Could you reproduce all of the records exactly?

(Dataset entries)
::::
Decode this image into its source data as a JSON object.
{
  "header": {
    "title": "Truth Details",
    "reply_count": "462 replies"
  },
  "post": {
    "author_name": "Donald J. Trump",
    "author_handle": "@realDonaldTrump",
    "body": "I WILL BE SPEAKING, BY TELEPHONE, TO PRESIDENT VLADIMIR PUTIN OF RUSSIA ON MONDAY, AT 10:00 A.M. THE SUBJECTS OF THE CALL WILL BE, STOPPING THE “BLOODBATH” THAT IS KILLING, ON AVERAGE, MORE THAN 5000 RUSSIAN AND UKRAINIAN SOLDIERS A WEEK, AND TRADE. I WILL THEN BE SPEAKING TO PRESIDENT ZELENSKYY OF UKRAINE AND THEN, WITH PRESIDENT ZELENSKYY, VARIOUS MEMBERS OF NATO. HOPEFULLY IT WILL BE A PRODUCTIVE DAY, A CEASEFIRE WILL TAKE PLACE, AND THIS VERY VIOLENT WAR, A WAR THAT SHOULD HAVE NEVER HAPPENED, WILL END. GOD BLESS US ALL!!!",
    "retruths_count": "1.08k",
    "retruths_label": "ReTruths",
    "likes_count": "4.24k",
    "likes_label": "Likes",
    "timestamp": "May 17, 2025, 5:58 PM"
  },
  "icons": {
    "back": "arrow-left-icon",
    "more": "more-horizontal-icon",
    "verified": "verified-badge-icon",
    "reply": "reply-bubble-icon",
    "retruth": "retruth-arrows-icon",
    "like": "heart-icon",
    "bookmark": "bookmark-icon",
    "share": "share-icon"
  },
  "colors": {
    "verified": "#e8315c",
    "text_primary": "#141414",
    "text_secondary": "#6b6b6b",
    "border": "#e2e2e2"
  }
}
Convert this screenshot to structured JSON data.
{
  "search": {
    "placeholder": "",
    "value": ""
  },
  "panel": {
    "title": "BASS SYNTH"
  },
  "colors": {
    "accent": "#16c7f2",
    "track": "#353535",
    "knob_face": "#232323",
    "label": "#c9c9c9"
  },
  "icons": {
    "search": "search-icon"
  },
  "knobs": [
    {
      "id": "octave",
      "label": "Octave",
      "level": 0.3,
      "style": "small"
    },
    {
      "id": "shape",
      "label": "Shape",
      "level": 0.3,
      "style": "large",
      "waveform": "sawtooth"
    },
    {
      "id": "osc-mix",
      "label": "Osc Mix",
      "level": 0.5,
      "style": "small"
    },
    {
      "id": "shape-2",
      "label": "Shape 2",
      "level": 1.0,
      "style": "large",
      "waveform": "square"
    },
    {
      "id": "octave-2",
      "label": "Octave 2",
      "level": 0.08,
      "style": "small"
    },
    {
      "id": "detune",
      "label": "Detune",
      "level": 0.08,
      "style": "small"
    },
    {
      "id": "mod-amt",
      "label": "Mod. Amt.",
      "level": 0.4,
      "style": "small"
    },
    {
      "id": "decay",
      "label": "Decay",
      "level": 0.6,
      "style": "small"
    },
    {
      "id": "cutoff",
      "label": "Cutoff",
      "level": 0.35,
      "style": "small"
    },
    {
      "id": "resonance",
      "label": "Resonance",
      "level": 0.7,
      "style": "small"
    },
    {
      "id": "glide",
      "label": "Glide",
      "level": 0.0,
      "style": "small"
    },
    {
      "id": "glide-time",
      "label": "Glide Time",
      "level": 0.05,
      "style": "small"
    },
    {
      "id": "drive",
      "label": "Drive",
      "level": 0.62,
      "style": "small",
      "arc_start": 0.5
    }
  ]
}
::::
### [Exercise output]
Decode this image into its source data as a JSON object.
{
  "header": {
    "title": "Truth Details",
    "reply_count": "462 replies"
  },
  "post": {
    "author_name": "Donald J. Trump",
    "author_handle": "@realDonaldTrump",
    "body": "I WILL BE SPEAKING, BY TELEPHONE, TO PRESIDENT VLADIMIR PUTIN OF RUSSIA ON MONDAY, AT 10:00 A.M. THE SUBJECTS OF THE CALL WILL BE, STOPPING THE “BLOODBATH” THAT IS KILLING, ON AVERAGE, MORE THAN 5000 RUSSIAN AND UKRAINIAN SOLDIERS A WEEK, AND TRADE. I WILL THEN BE SPEAKING TO PRESIDENT ZELENSKYY OF UKRAINE AND THEN, WITH PRESIDENT ZELENSKYY, VARIOUS MEMBERS OF NATO. HOPEFULLY IT WILL BE A PRODUCTIVE DAY, A CEASEFIRE WILL TAKE PLACE, AND THIS VERY VIOLENT WAR, A WAR THAT SHOULD HAVE NEVER HAPPENED, WILL END. GOD BLESS US ALL!!!",
    "retruths_count": "1.08k",
    "retruths_label": "ReTruths",
    "likes_count": "4.24k",
    "likes_label": "Likes",
    "timestamp": "May 17, 2025, 5:58 PM"
  },
  "icons": {
    "back": "arrow-left-icon",
    "more": "more-horizontal-icon",
    "verified": "verified-badge-icon",
    "reply": "reply-bubble-icon",
    "retruth": "retruth-arrows-icon",
    "like": "heart-icon",
    "bookmark": "bookmark-icon",
    "share": "share-icon"
  },
  "colors": {
    "verified": "#e8315c",
    "text_primary": "#141414",
    "text_secondary": "#6b6b6b",
    "border": "#e2e2e2"
  }
}
Convert this screenshot to structured JSON data.
{
  "search": {
    "placeholder": "",
    "value": ""
  },
  "panel": {
    "title": "BASS SYNTH"
  },
  "colors": {
    "accent": "#16c7f2",
    "track": "#353535",
    "knob_face": "#232323",
    "label": "#c9c9c9"
  },
  "icons": {
    "search": "search-icon"
  },
  "knobs": [
    {
      "id": "octave",
      "label": "Octave",
      "level": 0.3,
      "style": "small"
    },
    {
      "id": "shape",
      "label": "Shape",
      "level": 0.3,
      "style": "large",
      "waveform": "sawtooth"
    },
    {
      "id": "osc-mix",
      "label": "Osc Mix",
      "level": 0.5,
      "style": "small"
    },
    {
      "id": "shape-2",
      "label": "Shape 2",
      "level": 1.0,
      "style": "large",
      "waveform": "square"
    },
    {
      "id": "octave-2",
      "label": "Octave 2",
      "level": 0.08,
      "style": "small"
    },
    {
      "id": "detune",
      "label": "Detune",
      "level": 0.08,
      "style": "small"
    },
    {
      "id": "mod-amt",
      "label": "Mod. Amt.",
      "level": 0.4,
      "style": "small"
    },
    {
      "id": "decay",
      "label": "Decay",
      "level": 0.6,
      "style": "small"
    },
    {
      "id": "cutoff",
      "label": "Cutoff",
      "level": 0.35,
      "style": "small"
    },
    {
      "id": "resonance",
      "label": "Resonance",
      "level": 0.7,
      "style": "small"
    },
    {
      "id": "glide",
      "label": "Glide",
      "level": 0.0,
      "style": "small"
    },
    {
      "id": "glide-time",
      "label": "Glide Time",
      "level": 0.05,
      "style": "small"
    },
    {
      "id": "drive",
      "label": "Drive",
      "level": 0.62,
      "style": "small",
      "arc_start": 0.5
    }
  ]
}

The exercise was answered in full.